Some one reminded me this week of a line from one of my father’s sermons. He may have even preached it here. It was a metaphor about boats, which is not surprising – he is always happy to talk about boats. He was describing the St. Lawrence River, and the tankers that plow down it on their way to deliver cargo. They make huge waves, tossing and turning the small boats around them. But however large a wake those tankers leave, the small boats stay afloat. The river is large, and it endures.
I imagine many may feel that this week, the river experienced a massive wake.We cannot pretend that what happened in the United States does not effect us in Canada. We are all on the same river, more really than any other two countries in the world. Perhaps like myself, you looked over at the big tanker plowing by, running over many things we hold dear and sacred, and thought this is not a river for me anymore.
Our gospel for this morning is strangely timed: “When you hear of wars and insurrections, do not be terrified,” Jesus tells us, “for these things must happen.” He was in fact warning the disciples that hardship lay ahead, that their message would be hard for many people to hear, that everything would not go as they hoped. In preparing them for the worst, Jesus was urging them to keep working for the best. That is where I know many of you especially the women close to me, are this week, looking at the man who will soon be sitting in the White House. It was for me particularly tragic watching the first black president, a man of integrity and dignity that we won’t again see soon, forced to sit with the one who will take his spot, who, in his path to the White House, levelled such racist accusations against Obama, that the president was forced to prove he was actually American.
We can tell ourselves, the people have spoken, maybe it will work, and maybe things won’t go as we dread they might. We have watched what is surely a decay of values of tolerance and welcome in the United States, the very opposite of what the gospel teaches us. We might hope that these were just words said in battle, and that now, in the peaceful transition, wisdom will come. We have plenty of evidence to the contrary. But that hope is essential: God and the gospel teaches us that hope is on the same side as faith, a restorative balm to help us look ahead.
Hope, however is not enough. We must look to the words of our second lesson: if you want to eat, you must work. Now Paul was speaking in a particular context: after the death and resurrection of Jesus. A member of the community assumed he would quickly return and take care of things, so they had stopped working, living off the kindness of others. But Paul gives them the gears, and tells them, basically, to get up and get going, that just as the disciples worked when Jesus was alive, so should they now.
But for us, the part that we must be mindful of is the tendency among human beings to count on someone else to take care of difficult problems. As the racist and sexist level of debate rose in the United States, people constantly reassured themselves – surely someone would stop it. Even here, I heard people speaking as if the problems with the two candidates were equal – they didn’t like either of them, they were both bad. But that is just another version of scapegoating. In the gospel, we are called to welcome strangers in need, to see past the law to what is right, to respond first with love and kindness, to celebrate difference, to exchange opinions without judgement. We are not to be bullies, we are not to abuse others because we have power, we are not to cast aspersions on people because they look different, we are not to incite hatred against other faiths and races. These are not the lessons we learned in the gospel. They are not the lessons we teach out children.

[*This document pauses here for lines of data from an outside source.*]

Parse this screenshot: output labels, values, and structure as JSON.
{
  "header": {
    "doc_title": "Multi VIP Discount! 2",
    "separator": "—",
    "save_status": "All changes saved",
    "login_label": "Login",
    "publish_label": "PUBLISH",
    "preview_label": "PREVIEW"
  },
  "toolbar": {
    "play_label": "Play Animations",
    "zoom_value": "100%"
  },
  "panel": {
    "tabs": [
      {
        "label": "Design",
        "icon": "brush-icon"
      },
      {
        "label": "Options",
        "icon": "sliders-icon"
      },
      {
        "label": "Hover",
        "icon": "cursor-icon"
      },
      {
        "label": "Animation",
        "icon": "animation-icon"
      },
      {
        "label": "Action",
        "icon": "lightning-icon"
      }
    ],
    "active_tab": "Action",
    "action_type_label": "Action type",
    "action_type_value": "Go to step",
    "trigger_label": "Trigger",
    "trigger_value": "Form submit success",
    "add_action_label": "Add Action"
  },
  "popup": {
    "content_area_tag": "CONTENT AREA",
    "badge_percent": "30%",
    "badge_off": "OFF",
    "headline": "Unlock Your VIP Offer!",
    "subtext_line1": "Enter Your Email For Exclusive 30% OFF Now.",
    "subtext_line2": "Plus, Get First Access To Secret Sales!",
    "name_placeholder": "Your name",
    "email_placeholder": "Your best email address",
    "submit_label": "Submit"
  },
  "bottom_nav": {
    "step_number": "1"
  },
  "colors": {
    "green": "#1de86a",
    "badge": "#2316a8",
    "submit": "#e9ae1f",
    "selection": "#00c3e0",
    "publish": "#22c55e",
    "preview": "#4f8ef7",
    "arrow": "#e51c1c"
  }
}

So what now? Now we work. We learn a lesson, a hard one, on the poisonous attitudes that can, with relative ease, seep into a democratic society. We learn the consequences of the anger of those people who feel left out of a society, or displaced. We recognize the role we play in standing with those who are vulnerable. We begin to see with clear eyes, some of the problems bubbling under the surface in our own waters. We can already hear its rumblings.
The hardest part of this result on Tuesday, for many parents, was what to tell their children. As Noah said before going to bed: “What will I tell my own kids about 2016? A crazy man wanted to build a wall…but instead the first female president was elected.” That is not what he woke up to. What could I say to that: sometimes the world doesn’t go the way we thought it would. When that happens, we don’t give up. We work even harder to correct its course, to safeguard the values we treasure.
The very notion of Jesus returning is not meant to keep us static, waiting for that great, marvelous day. It is meant to fire us up: Jesus left us in charge, with clear directions, what world might he return to? Are we expecting Jesus to start over from scratch?
No, we work. There is no excuse for us to stand silent when someone is being subjected to racism. There is no excuse for us look away when we see a women being mistreated. There is no excuse for us not to educate ourselves about the people who would lead our own country, and the policies that they would bring. There is no excuse at all. If we do not work, Paul would say, we get the meal we deserve – one that will surely taste sour in our mouths.
I am lifted by the words of scripture, quoted this week. A line from Galatians, Chapter Six: Let us not lose heart and grow weary and faint in acting nobly and doing right, for in due time and at the appointed season we shall reap.” Set aside the events of this week, put aside politics. That is the core lesson we need to instill in our children, while they are still small boats on a large river. And when we tell them so, may we be believe those words for ourselves.